NEW BEDFORD, Mass. (WPRI) — An empty waterfront building that used to be a fish house is set to be transformed into a facility that will train future workers in the offshore wind industry.
The leaders of Bristol Community College on Thursday gave elected officials a tour of the roughly 30,000-square-foot building, located on Herman Melville Boulevard, that will house the future National Offshore Wind Institute (NOWI), and showed them renderings of their plans for the site.
BCC President Laura Douglas told 12 News she hopes to have the facility in operation by next spring, in collaboration with the Denmark-based company Maersk Training. Among other features, the facility will have a deep-water pool to train workers on safety and rescue protocols when they’re out to sea.
“The offshore wind sector is poised to create thousands of job opportunities across a wide range of industries and Bristol’s NOWI will provide a critical component of the offshore wind sector’s infrastructure,” she said.
U.S. Sen. Ed Markey, Congressman Bill Keating and Congressman Jake Auchincloss were on hand for the tour, along with New Bedford Mayor Jon Mitchell.

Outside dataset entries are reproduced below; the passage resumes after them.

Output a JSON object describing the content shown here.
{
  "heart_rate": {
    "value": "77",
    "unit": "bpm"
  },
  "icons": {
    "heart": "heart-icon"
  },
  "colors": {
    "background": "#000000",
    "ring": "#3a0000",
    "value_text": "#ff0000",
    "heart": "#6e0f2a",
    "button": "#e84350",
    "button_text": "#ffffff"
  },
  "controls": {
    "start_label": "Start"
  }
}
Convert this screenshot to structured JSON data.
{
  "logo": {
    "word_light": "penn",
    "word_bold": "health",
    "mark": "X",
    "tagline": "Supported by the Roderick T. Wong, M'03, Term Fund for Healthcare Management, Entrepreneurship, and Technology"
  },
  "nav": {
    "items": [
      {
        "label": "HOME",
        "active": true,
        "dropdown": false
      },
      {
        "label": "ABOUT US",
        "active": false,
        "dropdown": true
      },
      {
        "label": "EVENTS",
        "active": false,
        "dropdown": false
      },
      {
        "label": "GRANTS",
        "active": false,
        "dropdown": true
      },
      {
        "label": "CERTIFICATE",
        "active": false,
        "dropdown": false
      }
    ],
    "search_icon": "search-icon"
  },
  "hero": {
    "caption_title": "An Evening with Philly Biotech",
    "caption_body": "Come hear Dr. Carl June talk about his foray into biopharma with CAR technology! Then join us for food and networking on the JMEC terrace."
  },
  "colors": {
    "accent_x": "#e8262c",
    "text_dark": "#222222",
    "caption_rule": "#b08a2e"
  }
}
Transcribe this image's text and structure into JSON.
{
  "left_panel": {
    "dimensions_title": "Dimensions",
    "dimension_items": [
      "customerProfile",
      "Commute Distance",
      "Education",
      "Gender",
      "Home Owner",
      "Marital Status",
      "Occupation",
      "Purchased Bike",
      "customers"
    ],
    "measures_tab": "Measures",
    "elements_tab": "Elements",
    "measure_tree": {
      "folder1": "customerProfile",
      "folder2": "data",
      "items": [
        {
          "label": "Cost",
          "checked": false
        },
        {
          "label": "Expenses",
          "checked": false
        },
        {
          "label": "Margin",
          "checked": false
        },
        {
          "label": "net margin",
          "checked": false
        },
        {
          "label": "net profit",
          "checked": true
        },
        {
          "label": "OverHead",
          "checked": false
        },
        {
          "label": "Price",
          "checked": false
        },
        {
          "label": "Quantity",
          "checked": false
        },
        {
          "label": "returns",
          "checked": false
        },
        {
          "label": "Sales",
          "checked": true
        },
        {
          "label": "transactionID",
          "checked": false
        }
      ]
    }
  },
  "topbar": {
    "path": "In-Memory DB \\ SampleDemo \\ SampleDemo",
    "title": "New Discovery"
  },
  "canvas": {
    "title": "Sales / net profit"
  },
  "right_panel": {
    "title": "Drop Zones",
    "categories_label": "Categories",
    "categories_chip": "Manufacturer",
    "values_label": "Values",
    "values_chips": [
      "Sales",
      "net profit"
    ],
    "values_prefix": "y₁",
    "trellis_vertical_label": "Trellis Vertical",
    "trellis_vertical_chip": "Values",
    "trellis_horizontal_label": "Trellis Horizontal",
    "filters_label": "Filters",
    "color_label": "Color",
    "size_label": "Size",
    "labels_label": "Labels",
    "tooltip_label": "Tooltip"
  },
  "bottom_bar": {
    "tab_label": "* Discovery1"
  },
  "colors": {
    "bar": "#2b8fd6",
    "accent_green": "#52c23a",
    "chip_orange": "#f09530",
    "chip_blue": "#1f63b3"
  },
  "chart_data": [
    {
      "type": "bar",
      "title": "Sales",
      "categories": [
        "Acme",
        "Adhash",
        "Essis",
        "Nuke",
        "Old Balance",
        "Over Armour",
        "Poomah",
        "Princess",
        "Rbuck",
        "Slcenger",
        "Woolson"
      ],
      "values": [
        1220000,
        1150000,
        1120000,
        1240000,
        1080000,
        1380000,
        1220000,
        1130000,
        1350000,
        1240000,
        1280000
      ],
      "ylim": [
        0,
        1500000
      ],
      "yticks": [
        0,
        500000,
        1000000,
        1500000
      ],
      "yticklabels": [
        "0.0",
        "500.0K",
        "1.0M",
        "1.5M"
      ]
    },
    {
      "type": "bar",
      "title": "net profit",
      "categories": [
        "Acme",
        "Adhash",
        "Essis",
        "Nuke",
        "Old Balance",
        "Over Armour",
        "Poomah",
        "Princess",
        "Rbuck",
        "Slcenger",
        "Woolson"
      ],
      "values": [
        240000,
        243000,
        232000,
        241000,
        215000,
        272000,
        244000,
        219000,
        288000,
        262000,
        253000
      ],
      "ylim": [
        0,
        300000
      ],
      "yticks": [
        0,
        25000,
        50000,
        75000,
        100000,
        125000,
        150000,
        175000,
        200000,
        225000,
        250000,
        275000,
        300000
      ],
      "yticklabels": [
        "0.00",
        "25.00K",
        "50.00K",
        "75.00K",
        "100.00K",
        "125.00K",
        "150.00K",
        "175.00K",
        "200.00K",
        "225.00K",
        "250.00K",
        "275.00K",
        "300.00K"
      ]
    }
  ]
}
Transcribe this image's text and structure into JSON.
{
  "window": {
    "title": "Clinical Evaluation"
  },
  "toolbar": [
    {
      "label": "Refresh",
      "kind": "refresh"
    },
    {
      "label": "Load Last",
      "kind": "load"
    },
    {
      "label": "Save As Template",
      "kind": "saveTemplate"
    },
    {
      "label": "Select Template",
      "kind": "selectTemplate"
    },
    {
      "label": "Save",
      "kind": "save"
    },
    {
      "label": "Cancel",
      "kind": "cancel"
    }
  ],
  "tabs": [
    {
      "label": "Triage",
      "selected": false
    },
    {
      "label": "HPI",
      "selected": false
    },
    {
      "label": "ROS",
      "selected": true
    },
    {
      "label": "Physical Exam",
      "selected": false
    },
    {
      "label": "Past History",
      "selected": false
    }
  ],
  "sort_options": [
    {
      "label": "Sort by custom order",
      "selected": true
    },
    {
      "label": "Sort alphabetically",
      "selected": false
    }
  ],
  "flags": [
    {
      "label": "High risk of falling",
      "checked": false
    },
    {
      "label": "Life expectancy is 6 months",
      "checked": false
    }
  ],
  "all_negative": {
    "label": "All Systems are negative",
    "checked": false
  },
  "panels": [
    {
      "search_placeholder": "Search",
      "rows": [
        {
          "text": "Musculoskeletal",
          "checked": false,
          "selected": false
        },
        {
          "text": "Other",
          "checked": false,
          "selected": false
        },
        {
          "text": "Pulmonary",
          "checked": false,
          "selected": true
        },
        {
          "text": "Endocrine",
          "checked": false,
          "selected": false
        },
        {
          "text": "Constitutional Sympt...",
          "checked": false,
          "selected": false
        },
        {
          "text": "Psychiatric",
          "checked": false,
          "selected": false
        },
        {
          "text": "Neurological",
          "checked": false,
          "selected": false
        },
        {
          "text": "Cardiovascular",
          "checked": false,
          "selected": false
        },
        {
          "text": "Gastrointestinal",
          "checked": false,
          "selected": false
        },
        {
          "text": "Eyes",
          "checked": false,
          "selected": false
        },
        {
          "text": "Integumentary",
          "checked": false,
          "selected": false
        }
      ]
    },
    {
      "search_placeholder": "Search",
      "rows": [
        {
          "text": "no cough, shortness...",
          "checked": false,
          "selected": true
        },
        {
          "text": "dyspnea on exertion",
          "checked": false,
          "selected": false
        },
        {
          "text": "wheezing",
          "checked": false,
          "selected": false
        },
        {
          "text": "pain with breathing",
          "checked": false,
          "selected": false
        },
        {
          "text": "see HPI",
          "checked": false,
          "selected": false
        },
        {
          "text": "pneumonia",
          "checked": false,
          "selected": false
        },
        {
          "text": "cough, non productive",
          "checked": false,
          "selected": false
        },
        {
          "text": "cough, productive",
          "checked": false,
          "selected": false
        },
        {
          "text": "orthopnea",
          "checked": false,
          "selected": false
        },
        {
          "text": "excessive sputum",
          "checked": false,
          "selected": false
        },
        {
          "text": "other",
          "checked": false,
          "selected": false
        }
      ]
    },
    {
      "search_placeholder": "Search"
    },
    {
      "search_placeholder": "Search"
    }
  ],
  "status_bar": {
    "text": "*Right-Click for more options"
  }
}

The four Democrats all expressed enthusiasm for the economic development potential of offshore wind in the region.
Markey hinted that there could be major news in the coming days regarding Vineyard Wind, a major offshore wind project that is awaiting final approval.
“When Herman Melville wrote Moby Dick by the light of a whale-oil lamp, Massachusetts was the nation’s leading power producer,” Markey said. “Once again, New Bedford shores will launch the world’s energy revolution — this time with clean, renewable wind energy.”
Auchincloss added, “This is going to be a generational investment, and a generational hub in clean energy and economic development for Southeastern Massachusetts.”
Keating recalled a meeting he had with European CEOs who are investing in the wind industry, and said they told him the most important factor in their decisions about where to locate jobs will be the availability of a skilled workforce, even more than tax and regulatory considerations.
“New Bedford is noted for so many different things regionally, nationally — it will also be well-known internationally as a center for the work we’re doing here,” Keating said.
Ted Nesi (firstname.lastname@example.org) is a Target 12 investigative reporter and 12 News politics/business editor. He co-hosts Newsmakers and writes Nesi’s Notes on Saturdays. Connect with him on Twitter, Facebook, LinkedIn and Instagram